A few blocks north, Glen Schneider has a garden with a completely different look, one oddly familiar to those of us who take off for the parks and wildlands when we can. Behind a white fence, his front yard is a perfect example of a wild East Bay meadow: bunchgrasses, Douglas iris, several grand cow parsnips, a couple with flower stalks starting up. Cow parsnip is that big soft green plant with white umbels of flowers like giant Queen Anne’s lace, over mapley-shaped leaves. It’s a signal of place—our place. Tangled among the iris leaves are a rambling California rose, some native currants, poppies, and a scatter of other denizens of Berkeley’s wild spots.

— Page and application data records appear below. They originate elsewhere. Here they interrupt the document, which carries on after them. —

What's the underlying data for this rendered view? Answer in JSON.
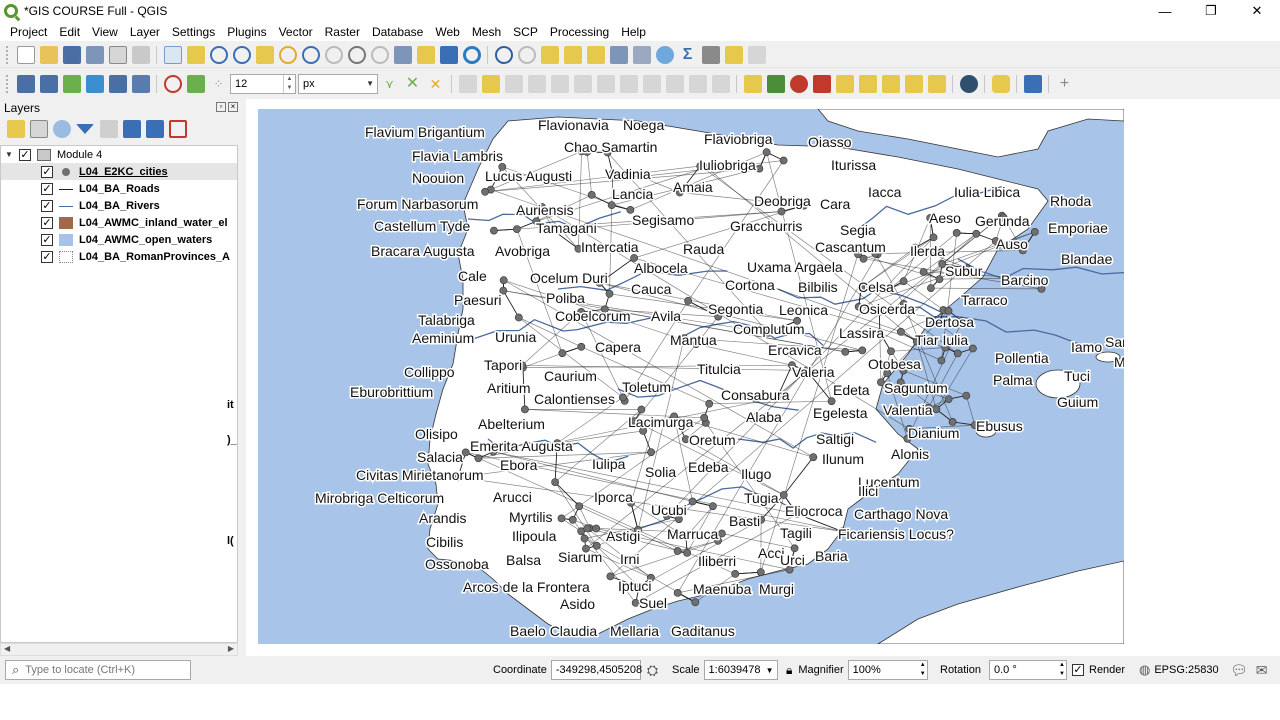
{
  "window": {
    "title": "*GIS COURSE Full - QGIS",
    "minimize": "—",
    "restore": "❐",
    "close": "✕"
  },
  "menu": [
    "Project",
    "Edit",
    "View",
    "Layer",
    "Settings",
    "Plugins",
    "Vector",
    "Raster",
    "Database",
    "Web",
    "Mesh",
    "SCP",
    "Processing",
    "Help"
  ],
  "toolbar2": {
    "size_value": "12",
    "unit_value": "px"
  },
  "layers_panel": {
    "title": "Layers",
    "group": "Module 4",
    "layers": [
      {
        "name": "L04_E2KC_cities",
        "symbol": "point",
        "color": "#6f6f6f",
        "checked": "✓"
      },
      {
        "name": "L04_BA_Roads",
        "symbol": "line",
        "color": "#222222",
        "checked": "✓"
      },
      {
        "name": "L04_BA_Rivers",
        "symbol": "line",
        "color": "#4a6a9e",
        "checked": "✓"
      },
      {
        "name": "L04_AWMC_inland_water_el",
        "symbol": "fill",
        "color": "#a0694a",
        "checked": "✓"
      },
      {
        "name": "L04_AWMC_open_waters",
        "symbol": "fill",
        "color": "#a6c2e8",
        "checked": "✓"
      },
      {
        "name": "L04_BA_RomanProvinces_A",
        "symbol": "fill",
        "color": "#ffffff",
        "checked": "✓"
      }
    ],
    "clip_fragments": [
      "it",
      ")_",
      "l("
    ]
  },
  "map": {
    "sea_color": "#a8c4e8",
    "land_color": "#ffffff",
    "labels": [
      "Flavium Brigantium",
      "Flavionavia",
      "Noega",
      "Flaviobriga",
      "Oiasso",
      "Flavia Lambris",
      "Chao Samartin",
      "Iuliobriga",
      "Iturissa",
      "Noouion",
      "Lucus Augusti",
      "Vadinia",
      "Amaia",
      "Iacca",
      "Iulia Libica",
      "Rhoda",
      "Forum Narbasorum",
      "Auriensis",
      "Lancia",
      "Deobriga",
      "Cara",
      "Aeso",
      "Gerunda",
      "Emporiae",
      "Castellum Tyde",
      "Tamagani",
      "Segisamo",
      "Gracchurris",
      "Segia",
      "Auso",
      "Bracara Augusta",
      "Avobriga",
      "Intercatia",
      "Rauda",
      "Cascantum",
      "Ilerda",
      "Blandae",
      "Cale",
      "Ocelum Duri",
      "Albocela",
      "Uxama Argaela",
      "Subur",
      "Barcino",
      "Paesuri",
      "Poliba",
      "Cauca",
      "Cortona",
      "Bilbilis",
      "Celsa",
      "Tarraco",
      "Talabriga",
      "Cobelcorum",
      "Avila",
      "Segontia",
      "Leonica",
      "Osicerda",
      "Dertosa",
      "Aeminium",
      "Urunia",
      "Complutum",
      "Lassira",
      "Tiar Iulia",
      "Iamo",
      "Sanisera",
      "Capera",
      "Mantua",
      "Ercavica",
      "Pollentia",
      "Mago",
      "Collippo",
      "Tapori",
      "Caurium",
      "Titulcia",
      "Valeria",
      "Otobesa",
      "Eburobrittium",
      "Aritium",
      "Toletum",
      "Edeta",
      "Saguntum",
      "Palma",
      "Tuci",
      "Calontienses",
      "Consabura",
      "Guium",
      "Abelterium",
      "Alaba",
      "Egelesta",
      "Valentia",
      "Lacimurga",
      "Olisipo",
      "Saltigi",
      "Dianium",
      "Ebusus",
      "Emerita Augusta",
      "Oretum",
      "Salacia",
      "Ilunum",
      "Ebora",
      "Iulipa",
      "Edeba",
      "Alonis",
      "Solia",
      "Civitas Mirietanorum",
      "Ilugo",
      "Lucentum",
      "Mirobriga Celticorum",
      "Arucci",
      "Iporca",
      "Tugia",
      "Ilici",
      "Arandis",
      "Myrtilis",
      "Ucubi",
      "Eliocroca",
      "Carthago Nova",
      "Ilipoula",
      "Basti",
      "Ficariensis Locus?",
      "Cibilis",
      "Astigi",
      "Marruca",
      "Tagili",
      "Ossonoba",
      "Balsa",
      "Siarum",
      "Irni",
      "Acci",
      "Baria",
      "Iliberri",
      "Urci",
      "Arcos de la Frontera",
      "Iptuci",
      "Maenuba",
      "Murgi",
      "Asido",
      "Suel",
      "Baelo Claudia",
      "Mellaria",
      "Gaditanus"
    ]
  },
  "status": {
    "locator_placeholder": "Type to locate (Ctrl+K)",
    "coordinate_label": "Coordinate",
    "coordinate_value": "-349298,4505208",
    "scale_label": "Scale",
    "scale_value": "1:6039478",
    "magnifier_label": "Magnifier",
    "magnifier_value": "100%",
    "rotation_label": "Rotation",
    "rotation_value": "0.0 °",
    "render_label": "Render",
    "render_checked": "✓",
    "crs": "EPSG:25830"
  }
}
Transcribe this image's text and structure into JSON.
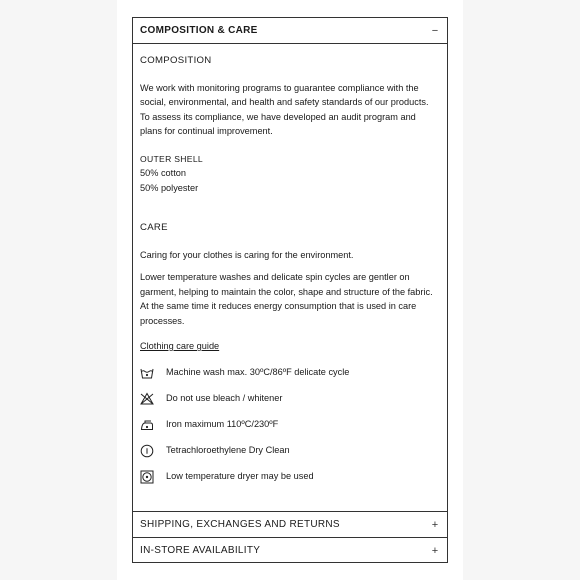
{
  "composition_care": {
    "title": "COMPOSITION & CARE",
    "toggle": "−",
    "composition": {
      "heading": "COMPOSITION",
      "paragraph": "We work with monitoring programs to guarantee compliance with the social, environmental, and health and safety standards of our products. To assess its compliance, we have developed an audit program and plans for continual improvement.",
      "outer_shell_label": "OUTER SHELL",
      "materials": [
        "50% cotton",
        "50% polyester"
      ]
    },
    "care": {
      "heading": "CARE",
      "paragraph1": "Caring for your clothes is caring for the environment.",
      "paragraph2": "Lower temperature washes and delicate spin cycles are gentler on garment, helping to maintain the color, shape and structure of the fabric. At the same time it reduces energy consumption that is used in care processes.",
      "guide_link": "Clothing care guide",
      "instructions": [
        {
          "icon": "wash-tub-icon",
          "text": "Machine wash max. 30ºC/86ºF delicate cycle"
        },
        {
          "icon": "no-bleach-icon",
          "text": "Do not use bleach / whitener"
        },
        {
          "icon": "iron-icon",
          "text": "Iron maximum 110ºC/230ºF"
        },
        {
          "icon": "dry-clean-icon",
          "text": "Tetrachloroethylene Dry Clean"
        },
        {
          "icon": "tumble-dry-icon",
          "text": "Low temperature dryer may be used"
        }
      ]
    }
  },
  "shipping": {
    "title": "SHIPPING, EXCHANGES AND RETURNS",
    "toggle": "+"
  },
  "store": {
    "title": "IN-STORE AVAILABILITY",
    "toggle": "+"
  }
}
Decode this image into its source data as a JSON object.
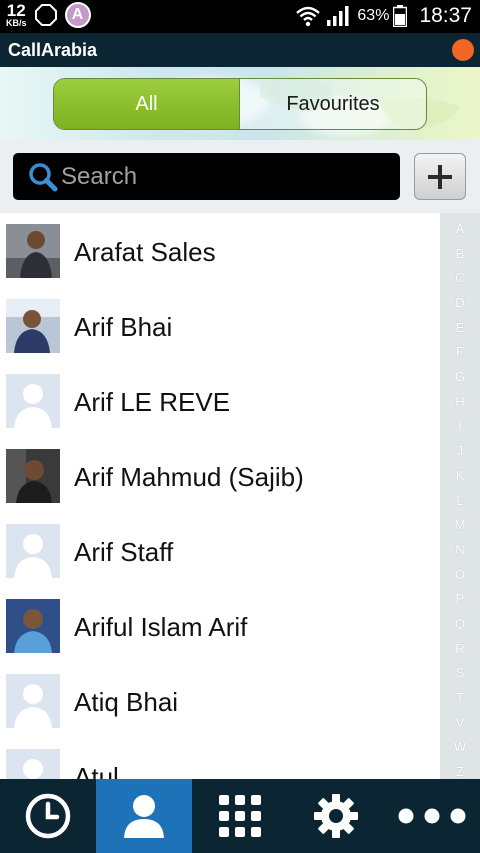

Beside the house, next to the former driveway, is a small veggie garden, and a thornless raspberry is trained along the fence. Glen has a bed at the end of the yard with five kinds of garlic, too; he’s no purist ascetic. The back yard is another meadow, just a bit sunnier, with clarkias, more grasses and meadow flowers, sagebrush, and blue elderberries. Behind the shed is a ramada topped with dried leafy branches, a picnic table and a ten-by-ten patch of California forest understory under the bordering Lombardy poplar. A monster manroot and a native grape climb the poplar, and more woods plants nestle in the space.
There are a couple of soaproots out in the sun, and I’ve rarely seen them this big. This is a quietly nifty plant, with long wavy-edged leaves rising from a bulb that the pre-European folks here used for food, soap, and—dried—for brushes. It has a central stalk of little white flowers that most of us rarely see, because it blooms at night—actually, it’s “vespertine,” Glen tells me, blooming from about 5 p.m. till past midnight.
Now, that’s something most of us have to spend the night in a tent to see. And quite a bit of the insect life and the 44 bird species in this yard’s list need some sitting quietly, just being there, to see. Aside from wanting to see what the lost parts of the East Bay once looked like, the deep-soil flatlands of which so little is left undisturbed, Glen has arranged this space as a sort of permanent field trip.
In a mere three of this tour’s 50 gardens, we can see three completely different looks, feel three contrasting moods. Barbara Thompson has saluted a bit of original California flowing through her garden. Christine Schneider has extended her house by two or three welcoming outdoor rooms, bringing herself and her family out to a bit of local Nature. And Glen Schneider has brought local Nature to his doorstep, where he can sit on the steps with breakfast and be in the real world.
Register for the free tour—you need to register to get the maps—at www.bringingbackthenatives.net/ or for more information, call Kathy Kramer at 236-9558 between 9 a.m. and 9 p.m.